Three mountain lions euthanized in tri-cities area after reports of unusual behaviour and pet attacks
By Jessica Berget, Assistant Editor
As mountain lions become more comfortable around humans and residential areas during the day (like schools, homes, and yards), it becomes a matter of an extreme public safety risk.
Cougars, mountain lions, pumas—whatever you want to call them, they’re terrifying to encounter and have been sighted multiple times in BC’s tri-cities.
This month, BC conservation officers captured and euthanized three mountain lions that were believed responsible for aggressive behaviour and attacks on pets in the tri-cities area. The killing of these cougars may come as a sad shock to many animal lovers, but as mountain lions become more comfortable around humans and residential areas during the day (like schools, homes, and yards), it becomes a matter of extreme public safety risk.

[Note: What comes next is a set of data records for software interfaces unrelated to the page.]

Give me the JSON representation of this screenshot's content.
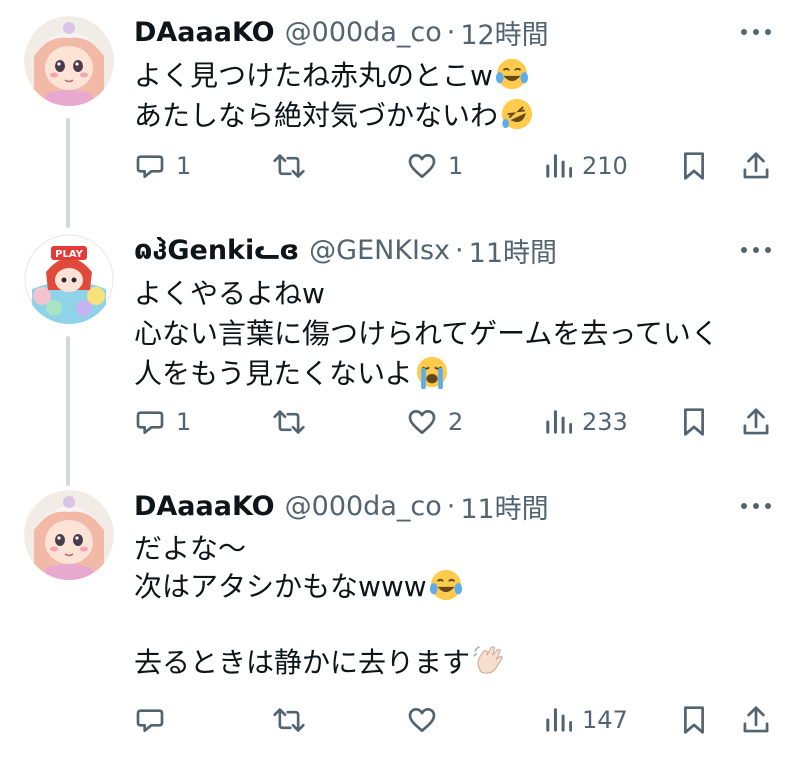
{
  "tweets": [
    {
      "display_name": "DAaaaKO",
      "handle": "@000da_co",
      "separator": "·",
      "time": "12時間",
      "lines": [
        "よく見つけたね赤丸のとこw",
        "あたしなら絶対気づかないわ"
      ],
      "line_emojis": [
        "tears-of-joy-emoji",
        "rolling-on-floor-laughing-emoji"
      ],
      "replies": "1",
      "retweets": "",
      "likes": "1",
      "views": "210"
    },
    {
      "display_name": "ɷჰGenkiᓚɞ",
      "handle": "@GENKIsx",
      "separator": "·",
      "time": "11時間",
      "lines": [
        "よくやるよねw",
        "心ない言葉に傷つけられてゲームを去っていく",
        "人をもう見たくないよ"
      ],
      "line_emojis": [
        "",
        "",
        "loudly-crying-emoji"
      ],
      "avatar_badge": "PLAY",
      "replies": "1",
      "retweets": "",
      "likes": "2",
      "views": "233"
    },
    {
      "display_name": "DAaaaKO",
      "handle": "@000da_co",
      "separator": "·",
      "time": "11時間",
      "lines": [
        "だよな〜",
        "次はアタシかもなwww",
        "",
        "去るときは静かに去ります"
      ],
      "line_emojis": [
        "",
        "tears-of-joy-emoji",
        "",
        "waving-hand-emoji"
      ],
      "replies": "",
      "retweets": "",
      "likes": "",
      "views": "147"
    }
  ],
  "icons": {
    "reply": "reply-icon",
    "retweet": "retweet-icon",
    "like": "like-icon",
    "views": "views-icon",
    "bookmark": "bookmark-icon",
    "share": "share-icon",
    "more": "more-icon"
  },
  "colors": {
    "text": "#0f1419",
    "secondary": "#536471",
    "thread_line": "#cfd9de"
  }
}
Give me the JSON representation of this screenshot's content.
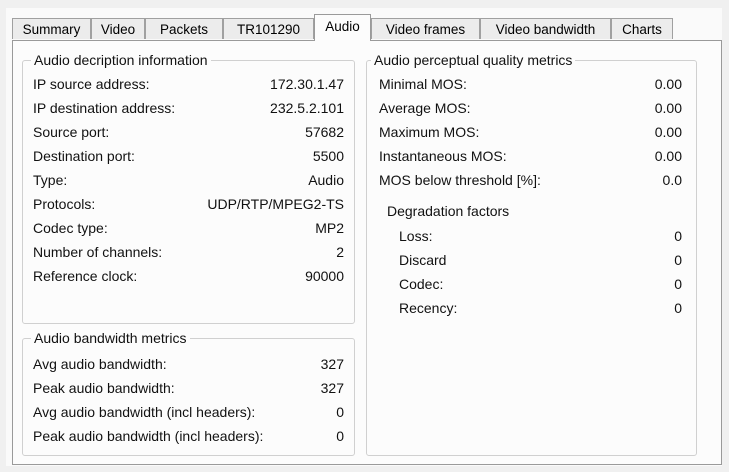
{
  "tabs": [
    "Summary",
    "Video",
    "Packets",
    "TR101290",
    "Audio",
    "Video frames",
    "Video bandwidth",
    "Charts"
  ],
  "active_tab": "Audio",
  "audio_description": {
    "title": "Audio decription information",
    "rows": [
      {
        "label": "IP source address:",
        "value": "172.30.1.47"
      },
      {
        "label": "IP destination address:",
        "value": "232.5.2.101"
      },
      {
        "label": "Source port:",
        "value": "57682"
      },
      {
        "label": "Destination port:",
        "value": "5500"
      },
      {
        "label": "Type:",
        "value": "Audio"
      },
      {
        "label": "Protocols:",
        "value": "UDP/RTP/MPEG2-TS"
      },
      {
        "label": "Codec type:",
        "value": "MP2"
      },
      {
        "label": "Number of channels:",
        "value": "2"
      },
      {
        "label": "Reference clock:",
        "value": "90000"
      }
    ]
  },
  "audio_bandwidth": {
    "title": "Audio bandwidth metrics",
    "rows": [
      {
        "label": "Avg audio bandwidth:",
        "value": "327"
      },
      {
        "label": "Peak audio bandwidth:",
        "value": "327"
      },
      {
        "label": "Avg audio bandwidth (incl headers):",
        "value": "0"
      },
      {
        "label": "Peak audio bandwidth (incl headers):",
        "value": "0"
      }
    ]
  },
  "audio_quality": {
    "title": "Audio perceptual quality metrics",
    "rows": [
      {
        "label": "Minimal MOS:",
        "value": "0.00"
      },
      {
        "label": "Average MOS:",
        "value": "0.00"
      },
      {
        "label": "Maximum MOS:",
        "value": "0.00"
      },
      {
        "label": "Instantaneous MOS:",
        "value": "0.00"
      },
      {
        "label": "MOS below threshold [%]:",
        "value": "0.0"
      }
    ],
    "degradation_title": "Degradation factors",
    "degradation": [
      {
        "label": "Loss:",
        "value": "0"
      },
      {
        "label": "Discard",
        "value": "0"
      },
      {
        "label": "Codec:",
        "value": "0"
      },
      {
        "label": "Recency:",
        "value": "0"
      }
    ]
  }
}
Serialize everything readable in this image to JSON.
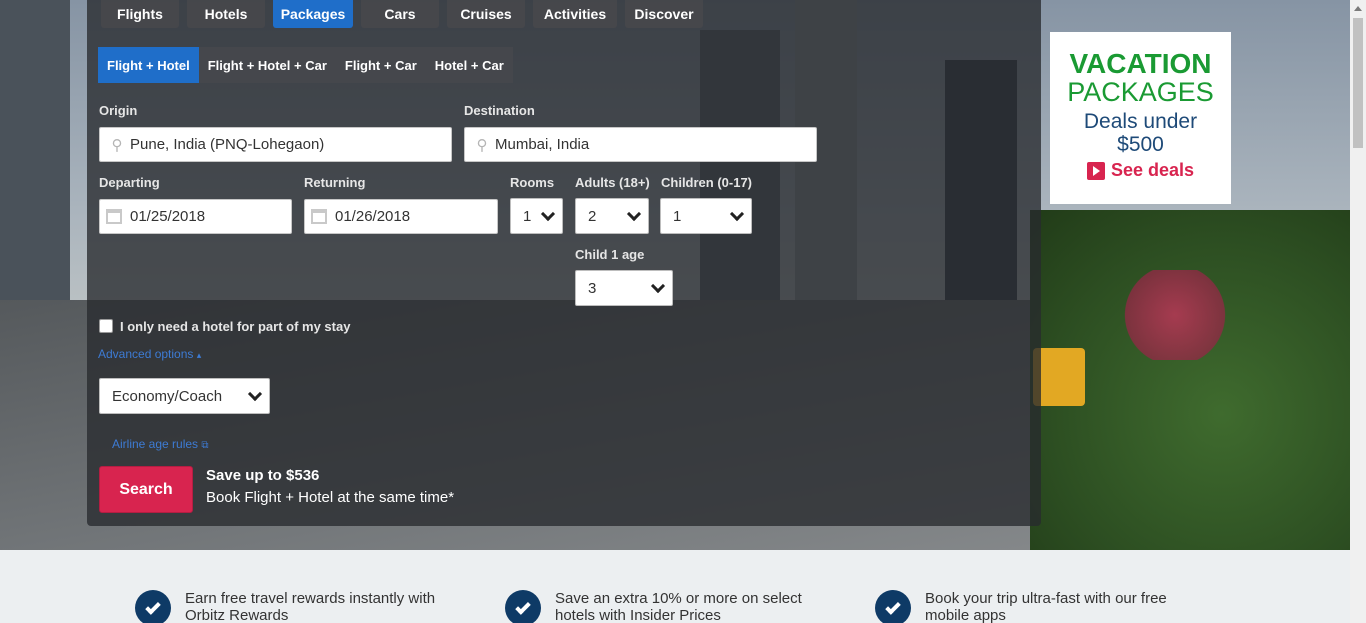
{
  "tabs": [
    {
      "label": "Flights"
    },
    {
      "label": "Hotels"
    },
    {
      "label": "Packages"
    },
    {
      "label": "Cars"
    },
    {
      "label": "Cruises"
    },
    {
      "label": "Activities"
    },
    {
      "label": "Discover"
    }
  ],
  "subtabs": [
    {
      "label": "Flight + Hotel"
    },
    {
      "label": "Flight + Hotel + Car"
    },
    {
      "label": "Flight + Car"
    },
    {
      "label": "Hotel + Car"
    }
  ],
  "form": {
    "origin_label": "Origin",
    "origin_value": "Pune, India (PNQ-Lohegaon)",
    "destination_label": "Destination",
    "destination_value": "Mumbai, India",
    "departing_label": "Departing",
    "departing_value": "01/25/2018",
    "returning_label": "Returning",
    "returning_value": "01/26/2018",
    "rooms_label": "Rooms",
    "rooms_value": "1",
    "adults_label": "Adults (18+)",
    "adults_value": "2",
    "children_label": "Children (0-17)",
    "children_value": "1",
    "child1_label": "Child 1 age",
    "child1_value": "3",
    "partial_stay_label": "I only need a hotel for part of my stay",
    "advanced_options_link": "Advanced options",
    "cabin_class_value": "Economy/Coach",
    "airline_age_rules_link": "Airline age rules",
    "search_button": "Search",
    "promo_headline": "Save up to $536",
    "promo_sub": "Book Flight + Hotel at the same time*"
  },
  "ad": {
    "line1": "VACATION",
    "line2": "PACKAGES",
    "line3": "Deals under",
    "line4": "$500",
    "cta": "See deals"
  },
  "benefits": [
    {
      "text": "Earn free travel rewards instantly with Orbitz Rewards"
    },
    {
      "text": "Save an extra 10% or more on select hotels with Insider Prices"
    },
    {
      "text": "Book your trip ultra-fast with our free mobile apps"
    }
  ],
  "colors": {
    "accent_blue": "#1f6ec9",
    "search_red": "#d8244f",
    "ad_green": "#1a9a33",
    "check_navy": "#0e3a66"
  }
}
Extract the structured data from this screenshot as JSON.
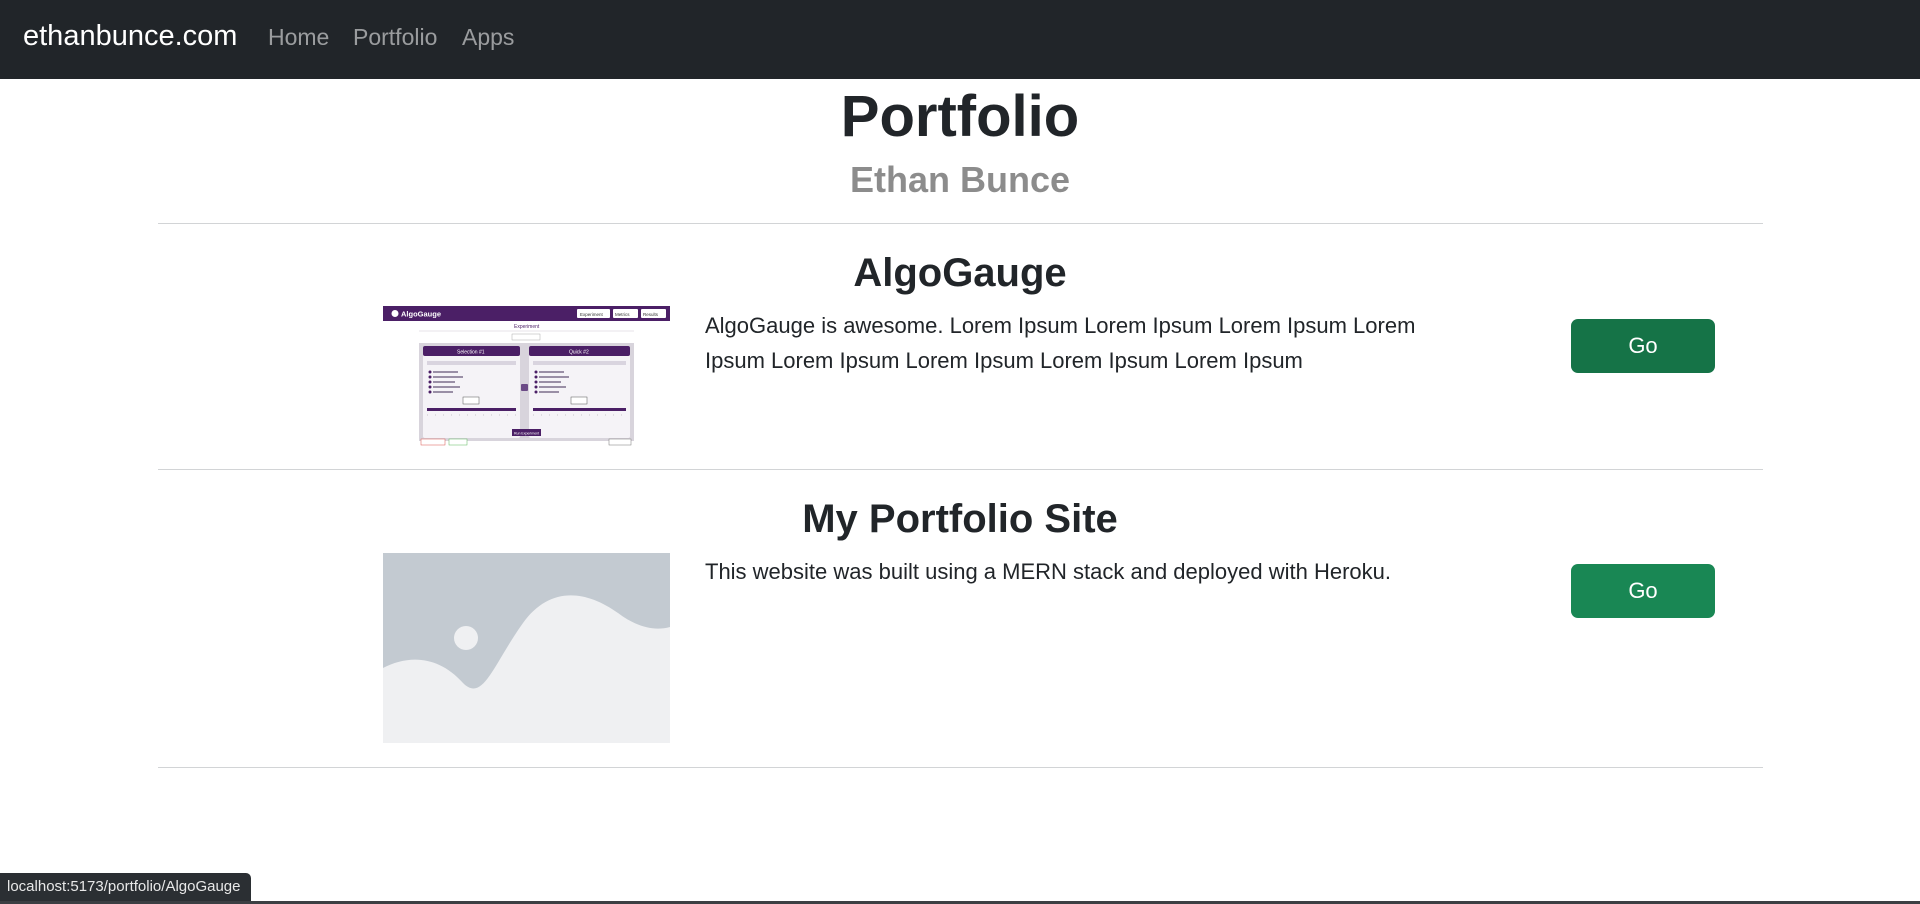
{
  "navbar": {
    "brand": "ethanbunce.com",
    "links": [
      {
        "label": "Home"
      },
      {
        "label": "Portfolio"
      },
      {
        "label": "Apps"
      }
    ]
  },
  "header": {
    "title": "Portfolio",
    "subtitle": "Ethan Bunce"
  },
  "projects": [
    {
      "title": "AlgoGauge",
      "description": "AlgoGauge is awesome. Lorem Ipsum Lorem Ipsum Lorem Ipsum Lorem Ipsum Lorem Ipsum Lorem Ipsum Lorem Ipsum Lorem Ipsum",
      "button_label": "Go",
      "thumbnail": {
        "app_name": "AlgoGauge",
        "header_buttons": [
          "Experiment",
          "Metrics",
          "Results"
        ],
        "page_heading": "Experiment",
        "panel_left_title": "Selection #1",
        "panel_right_title": "Quick #2",
        "run_button": "Run Experiment"
      }
    },
    {
      "title": "My Portfolio Site",
      "description": "This website was built using a MERN stack and deployed with Heroku.",
      "button_label": "Go",
      "thumbnail": {
        "icon": "image-placeholder-icon"
      }
    }
  ],
  "status_bar": {
    "url": "localhost:5173/portfolio/AlgoGauge"
  },
  "colors": {
    "navbar_bg": "#212529",
    "button_green": "#198754",
    "button_green_hover": "#157347",
    "subtitle_gray": "#8c8c8c",
    "thumb_purple": "#4b1f66"
  }
}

According to the BC Ministry of Environment and Climate Change Strategy, when cougars become less afraid of humans, they begin hunting non-natural prey and are comfortable walking around urban residential areas which poses a serious risk to both the people living in that area and their pets. In fact, in Port Moody, Amore, and Belcarra where there have been 82 cougar sighting reports since April 1, 2020, three dogs have died from attacks and two others were left injured since Aug 21. As a result, people living in the sighting areas have begun outfitting their small dogs in spiky vests to ward off any potential attacks.
Pumas can run up to 70 km per hour, they can swim, and are the biggest felines in the province (followed by lynx and bobcats), so you really don’t want to come face to face with one. With BC’s numerous hiking trails and mountains, it’s better to be prepared in case you do encounter one (though it is rare). Comedian Bill Burr jokes about if he ever encountered a mountain lion, he would open up his neck to let it kill him as fast as possible and get it over with. While that may be a hilarious visual, there are some useful tips for avoiding being mauled by a giant cat courtesy of the BC government.
The BC government cougar guide emphasizes maintaining eye contact with the cougar and remaining calm—if there are any children or pets with you, keep them close or pick them up as the lion may see it as an easy target or the noises they make could provoke an attack. Back away slowly to give it an easy way to escape, but never run or turn your back to it as this makes it easier for them to attack. If that doesn’t work and they end up following you or becoming more aggressive, make yourself look as large as possible, make loud noises, show your teeth, and grab whatever you can as a weapon should you need to fight back. This will let them know that you are not prey and a threat to them. Should none of these work—you may have to rumble with a mountain lion. Just make sure to fight back hard and go for its eyes and face. If all else fails, take the Bill Burr approach.